Possibly the smallestest ATtiny85 based ‘duino derivative.
Recently, Olimex anncounced the Olimexino 85s, claimed to be the “World’s smallest Arduino ever“. Now, that looks like a challenge. I guess it is about time to show off what has been on my desk since some time last year: The Nanite, pictured below.
I recently received an external USB battery as a promotional gift (see image below). While I always thought of these as a superfluous gimmick, I realized that these devices could be quite useful as mobile power source for various projects. After all, dealing with lithium ion batteries in your own projects can be dangerous and you need additional circuitry to ensure charging and voltage conversion.
External USB batteries can be charged with a normal micro-b USB charger and are supposed to output stabilized 5V at above 1A. And they come fully integrated at a price point where it is difficult to get even the battery alone. See Aliexpress for example and many others. Since there is little reason to trust hardware at this price point, I decided to tear the device down to see whether all the necessary parts are there.
Atmels AVR ATtiny10 are surprisingly powerful devices that come in an extremely tiny SOT23 package with only 6 pins. The have 1kb of flash, 32 bytes of SRAM and use the reduced AVR core which only supports 16 instead of 32 register. It seems like Atmels idea of these devices is to use them as an advanced blinker, and to replace tiny logic circuits. But other people have shown that much more is possible. For example the noiseplug (video), a chiptune player, and a Simon Says game.
I previously used the ATtiny10 in the TinyTouchbutton, a touchbutton controlled light with WS2812 LEDs. This time I aimed higher: Is it possible to turn the ATtiny10 into a USB compatible device? My goal was to implement a subset of the little-wire functionality to control a WS2812 LED by USB. This takes 3 I/O lines, which is exactly the number of free pins on the ATtiny10.

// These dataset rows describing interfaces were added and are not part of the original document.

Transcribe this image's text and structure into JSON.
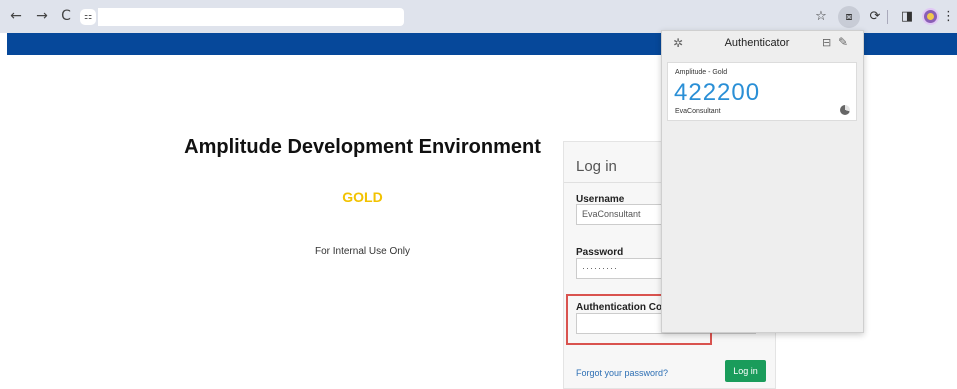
{
  "browser": {
    "back_icon": "←",
    "forward_icon": "→",
    "reload_icon": "C",
    "site_info_icon": "⚏",
    "bookmark_icon": "☆",
    "ext_icon": "⧈",
    "puzzle_icon": "⟳",
    "sidepanel_icon": "◨",
    "menu_icon": "⋮"
  },
  "page": {
    "title": "Amplitude Development Environment",
    "environment": "GOLD",
    "note": "For Internal Use Only"
  },
  "login": {
    "heading": "Log in",
    "username_label": "Username",
    "username_value": "EvaConsultant",
    "password_label": "Password",
    "password_value": "·········",
    "auth_code_label": "Authentication Code",
    "auth_code_value": "",
    "forgot_link": "Forgot your password?",
    "submit_label": "Log in"
  },
  "authenticator": {
    "title": "Authenticator",
    "gear_icon": "✲",
    "scan_icon": "⊟",
    "pencil_icon": "✎",
    "entry": {
      "issuer": "Amplitude - Gold",
      "code": "422200",
      "account": "EvaConsultant",
      "timer_remaining_fraction": 0.3
    }
  },
  "colors": {
    "header_blue": "#06489a",
    "gold": "#f2c200",
    "code_blue": "#2a8fd6",
    "login_green": "#1a9c5b",
    "highlight_red": "#d9534f"
  }
}
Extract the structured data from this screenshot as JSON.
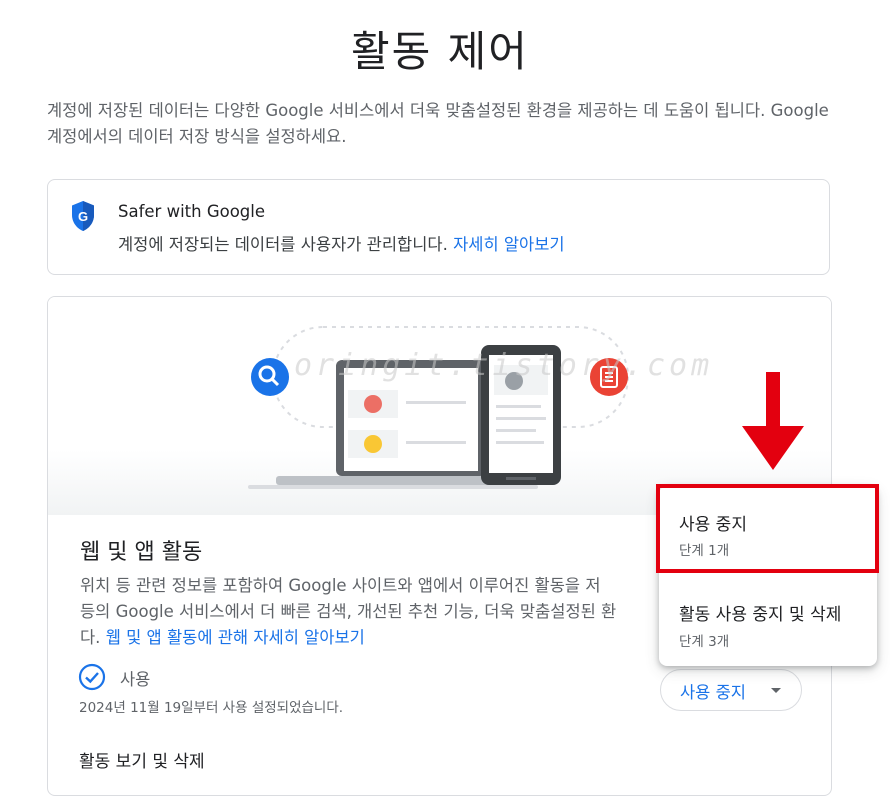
{
  "page": {
    "title": "활동 제어",
    "intro": "계정에 저장된 데이터는 다양한 Google 서비스에서 더욱 맞춤설정된 환경을 제공하는 데 도움이 됩니다. Google 계정에서의 데이터 저장 방식을 설정하세요."
  },
  "safer": {
    "title": "Safer with Google",
    "desc": "계정에 저장되는 데이터를 사용자가 관리합니다.",
    "link": "자세히 알아보기"
  },
  "web_activity": {
    "title": "웹 및 앱 활동",
    "desc_line1": "위치 등 관련 정보를 포함하여 Google 사이트와 앱에서 이루어진 활동을 저",
    "desc_line2": "등의 Google 서비스에서 더 빠른 검색, 개선된 추천 기능, 더욱 맞춤설정된 환",
    "desc_line3_prefix": "다.",
    "desc_link": "웹 및 앱 활동에 관해 자세히 알아보기",
    "status": "사용",
    "status_date": "2024년 11월 19일부터 사용 설정되었습니다.",
    "manage_title": "활동 보기 및 삭제",
    "stop_button": "사용 중지"
  },
  "menu": {
    "items": [
      {
        "label": "사용 중지",
        "sub": "단계 1개"
      },
      {
        "label": "활동 사용 중지 및 삭제",
        "sub": "단계 3개"
      }
    ]
  },
  "watermark": "oringit.tistory.com",
  "colors": {
    "accent": "#1a73e8",
    "highlight": "#e3000f",
    "search_icon": "#1a73e8",
    "doc_icon": "#ea4335"
  }
}
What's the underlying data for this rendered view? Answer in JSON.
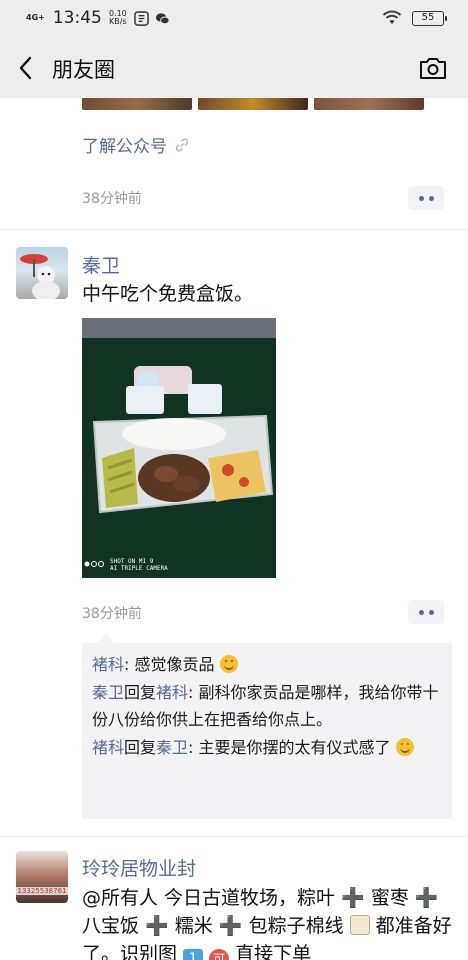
{
  "status_bar": {
    "network": "4G+",
    "time": "13:45",
    "speed_value": "0.10",
    "speed_unit": "KB/s",
    "battery": "55"
  },
  "nav": {
    "title": "朋友圈"
  },
  "prev_post": {
    "link_text": "了解公众号",
    "time": "38分钟前"
  },
  "post": {
    "author": "秦卫",
    "text": "中午吃个免费盒饭。",
    "photo_watermark_line1": "SHOT ON MI 9",
    "photo_watermark_line2": "AI TRIPLE CAMERA",
    "time": "38分钟前",
    "comments": [
      {
        "name": "褚科",
        "sep": ": ",
        "text": "感觉像贡品"
      },
      {
        "name": "秦卫",
        "reply_word": "回复",
        "reply_to": "褚科",
        "sep": ": ",
        "text": "副科你家贡品是哪样，我给你带十份八份给你供上在把香给你点上。"
      },
      {
        "name": "褚科",
        "reply_word": "回复",
        "reply_to": "秦卫",
        "sep": ": ",
        "text": "主要是你摆的太有仪式感了"
      }
    ]
  },
  "next_post": {
    "author": "玲玲居物业封",
    "avatar_phone": "13325538761",
    "text_p1": "@所有人   今日古道牧场，粽叶",
    "text_p2": "蜜枣",
    "text_p3": "八宝饭",
    "text_p4": "糯米",
    "text_p5": "包粽子棉线",
    "text_p6": "都准备好了。识别图",
    "text_p7": "直接下单"
  },
  "colors": {
    "link": "#576b95",
    "bar_bg": "#ededed",
    "comment_bg": "#f3f3f5",
    "time_gray": "#9a9a9a"
  },
  "icons": [
    "back-arrow-icon",
    "camera-icon",
    "link-icon",
    "more-dots-icon",
    "wifi-icon",
    "battery-icon",
    "emoji-smirk-icon"
  ]
}
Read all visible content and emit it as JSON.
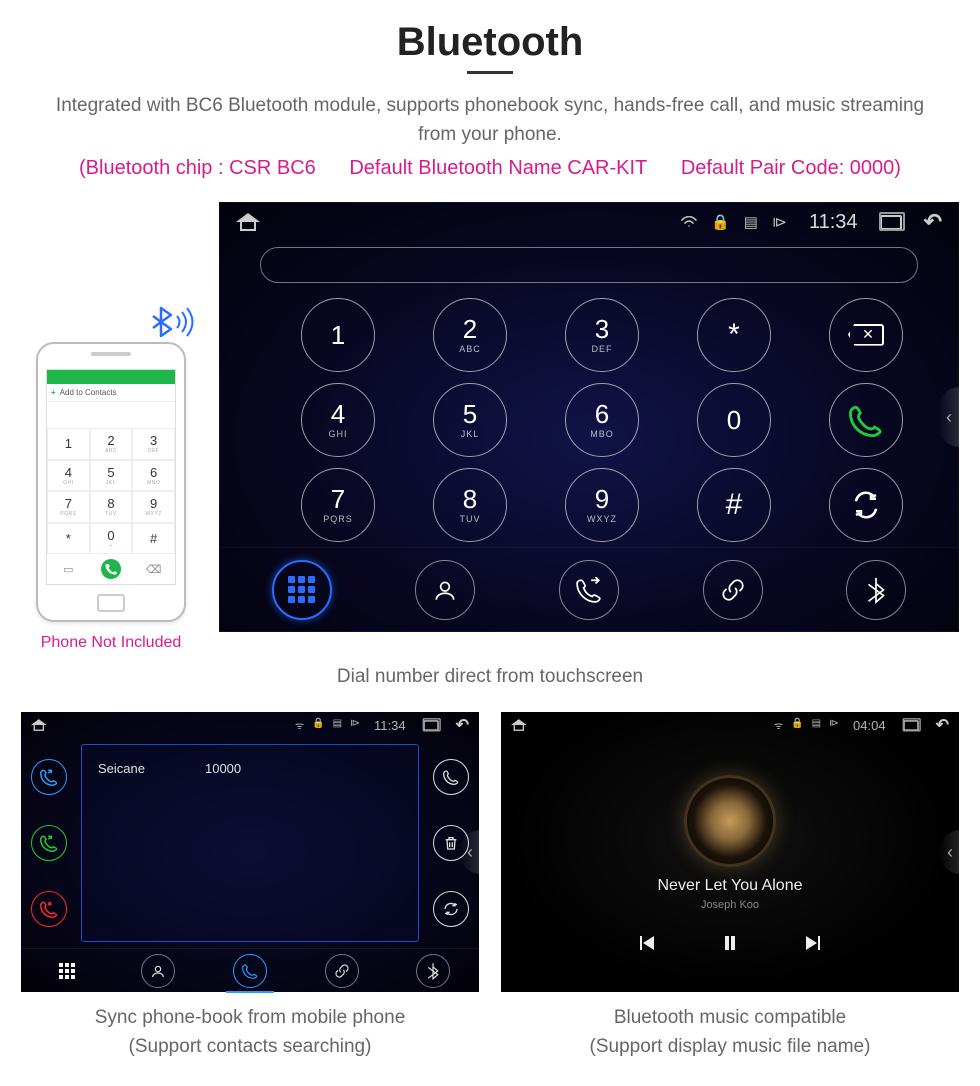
{
  "header": {
    "title": "Bluetooth",
    "description": "Integrated with BC6 Bluetooth module, supports phonebook sync, hands-free call, and music streaming from your phone.",
    "spec_chip": "(Bluetooth chip : CSR BC6",
    "spec_name": "Default Bluetooth Name CAR-KIT",
    "spec_code": "Default Pair Code: 0000)"
  },
  "phone": {
    "add_contacts": "Add to Contacts",
    "keys": [
      {
        "d": "1",
        "s": ""
      },
      {
        "d": "2",
        "s": "ABC"
      },
      {
        "d": "3",
        "s": "DEF"
      },
      {
        "d": "4",
        "s": "GHI"
      },
      {
        "d": "5",
        "s": "JKL"
      },
      {
        "d": "6",
        "s": "MNO"
      },
      {
        "d": "7",
        "s": "PQRS"
      },
      {
        "d": "8",
        "s": "TUV"
      },
      {
        "d": "9",
        "s": "WXYZ"
      },
      {
        "d": "*",
        "s": ""
      },
      {
        "d": "0",
        "s": "+"
      },
      {
        "d": "#",
        "s": ""
      }
    ],
    "note": "Phone Not Included"
  },
  "unit": {
    "status": {
      "time": "11:34"
    },
    "keys": [
      {
        "d": "1",
        "s": ""
      },
      {
        "d": "2",
        "s": "ABC"
      },
      {
        "d": "3",
        "s": "DEF"
      },
      {
        "type": "sym",
        "d": "*"
      },
      {
        "type": "delete"
      },
      {
        "d": "4",
        "s": "GHI"
      },
      {
        "d": "5",
        "s": "JKL"
      },
      {
        "d": "6",
        "s": "MBO"
      },
      {
        "d": "0",
        "s": ""
      },
      {
        "type": "call"
      },
      {
        "d": "7",
        "s": "PQRS"
      },
      {
        "d": "8",
        "s": "TUV"
      },
      {
        "d": "9",
        "s": "WXYZ"
      },
      {
        "type": "sym",
        "d": "#"
      },
      {
        "type": "swap"
      }
    ],
    "caption": "Dial number direct from touchscreen"
  },
  "contacts": {
    "status_time": "11:34",
    "row": {
      "name": "Seicane",
      "number": "10000"
    },
    "caption_l1": "Sync phone-book from mobile phone",
    "caption_l2": "(Support contacts searching)"
  },
  "music": {
    "status_time": "04:04",
    "track": "Never Let You Alone",
    "artist": "Joseph Koo",
    "caption_l1": "Bluetooth music compatible",
    "caption_l2": "(Support display music file name)"
  }
}
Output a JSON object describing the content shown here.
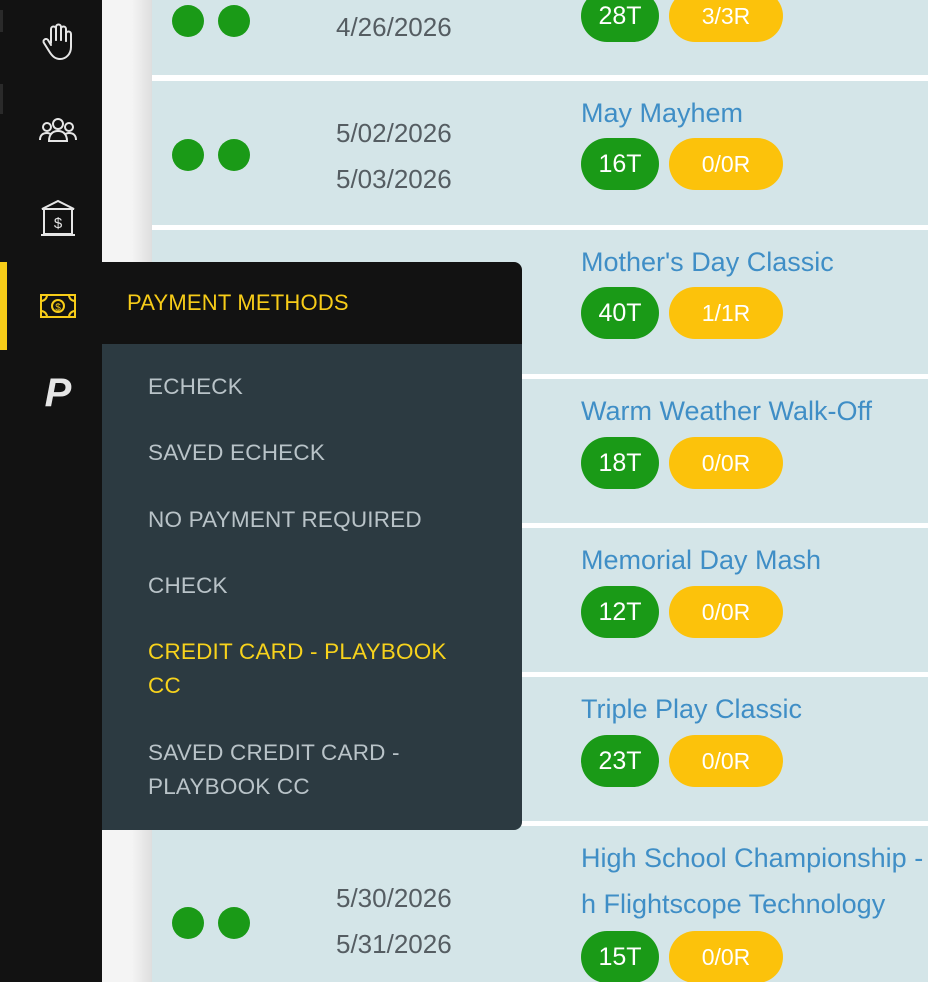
{
  "sidebar": {
    "icons": [
      {
        "name": "hand-icon"
      },
      {
        "name": "users-icon"
      },
      {
        "name": "bank-icon"
      },
      {
        "name": "money-icon",
        "active": true
      },
      {
        "name": "playbook-logo-icon",
        "glyph": "P"
      }
    ]
  },
  "flyout": {
    "title": "PAYMENT METHODS",
    "items": [
      {
        "label": "ECHECK"
      },
      {
        "label": "SAVED ECHECK"
      },
      {
        "label": "NO PAYMENT REQUIRED"
      },
      {
        "label": "CHECK"
      },
      {
        "label": "CREDIT CARD - PLAYBOOK CC",
        "active": true
      },
      {
        "label": "SAVED CREDIT CARD - PLAYBOOK CC"
      }
    ]
  },
  "events": [
    {
      "start": "",
      "end": "4/26/2026",
      "title": "",
      "teams": "28T",
      "registrations": "3/3R"
    },
    {
      "start": "5/02/2026",
      "end": "5/03/2026",
      "title": "May Mayhem",
      "teams": "16T",
      "registrations": "0/0R"
    },
    {
      "title": "Mother's Day Classic",
      "teams": "40T",
      "registrations": "1/1R"
    },
    {
      "title": "Warm Weather Walk-Off",
      "teams": "18T",
      "registrations": "0/0R"
    },
    {
      "title": "Memorial Day Mash",
      "teams": "12T",
      "registrations": "0/0R"
    },
    {
      "title": "Triple Play Classic",
      "teams": "23T",
      "registrations": "0/0R"
    },
    {
      "start": "5/30/2026",
      "end": "5/31/2026",
      "title": "High School Championship -",
      "title_line2": "h Flightscope Technology",
      "teams": "15T",
      "registrations": "0/0R"
    }
  ],
  "colors": {
    "accent": "#f7cc18",
    "status_green": "#1a9a17",
    "badge_yellow": "#fcc20b",
    "link_blue": "#3f8ec6",
    "row_bg": "#d4e5e8",
    "sidebar_bg": "#121212",
    "flyout_bg": "#2c3a41"
  }
}
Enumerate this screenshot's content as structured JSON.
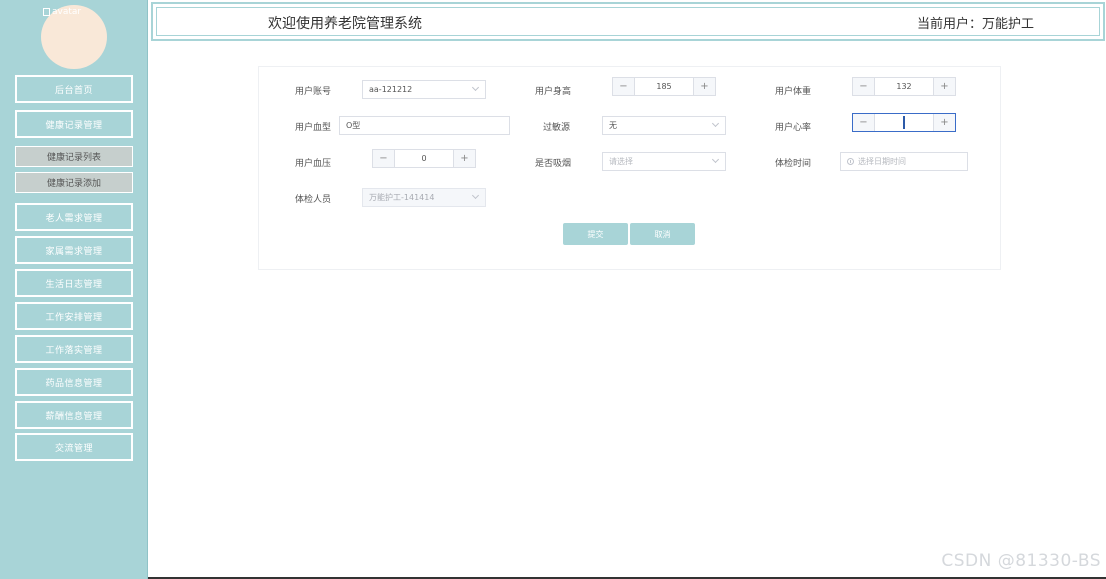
{
  "avatar": {
    "alt_text": "avatar"
  },
  "header": {
    "title": "欢迎使用养老院管理系统",
    "current_user": "当前用户：万能护工"
  },
  "sidebar": {
    "items": [
      {
        "label": "后台首页"
      },
      {
        "label": "健康记录管理"
      },
      {
        "label": "老人需求管理"
      },
      {
        "label": "家属需求管理"
      },
      {
        "label": "生活日志管理"
      },
      {
        "label": "工作安排管理"
      },
      {
        "label": "工作落实管理"
      },
      {
        "label": "药品信息管理"
      },
      {
        "label": "薪酬信息管理"
      },
      {
        "label": "交流管理"
      }
    ],
    "subitems": [
      {
        "label": "健康记录列表"
      },
      {
        "label": "健康记录添加"
      }
    ]
  },
  "form": {
    "account": {
      "label": "用户账号",
      "value": "aa-121212"
    },
    "height": {
      "label": "用户身高",
      "value": "185"
    },
    "weight": {
      "label": "用户体重",
      "value": "132"
    },
    "blood_type": {
      "label": "用户血型",
      "value": "O型"
    },
    "allergen": {
      "label": "过敏源",
      "value": "无"
    },
    "heart_rate": {
      "label": "用户心率",
      "value": ""
    },
    "blood_pressure": {
      "label": "用户血压",
      "value": "0"
    },
    "smoking": {
      "label": "是否吸烟",
      "placeholder": "请选择"
    },
    "exam_time": {
      "label": "体检时间",
      "placeholder": "选择日期时间"
    },
    "examiner": {
      "label": "体检人员",
      "value": "万能护工-141414"
    },
    "submit_label": "提交",
    "cancel_label": "取消"
  },
  "watermark": "CSDN @81330-BS"
}
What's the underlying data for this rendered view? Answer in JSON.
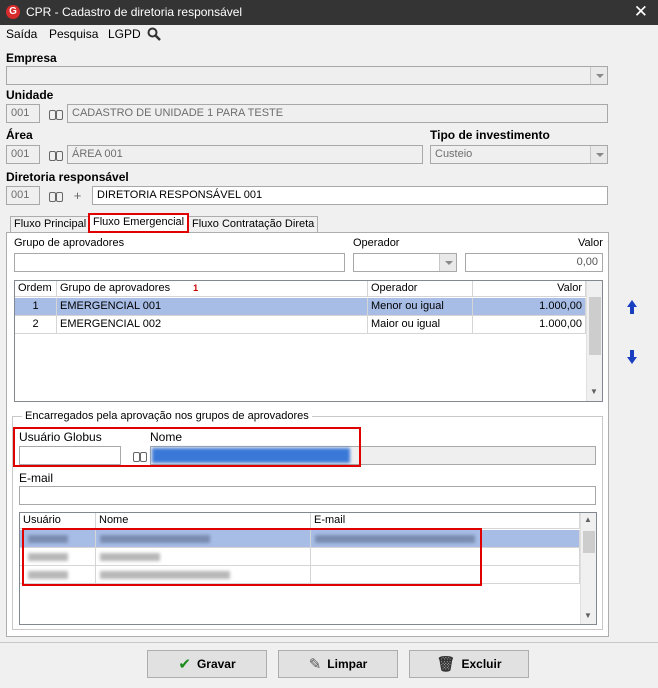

Littlewire supports several functions to control WS2812 LEDs on arbitrary I/O ports. I simplified this to only supporting a single LED on a specific pin, however still retained protocol compatibility. This means that all the little-wire host-programs still work. The finished device can, for example, be used as an RGB indicator LED similar to the Blink(1).
My test setup is shown below. The ATtiny10 is almost the smallest part of the circuit. There are some discrete components on the rear-side of all PCBs, so do not be surprised about missing decoupling capacitors, zener diodes and resistors.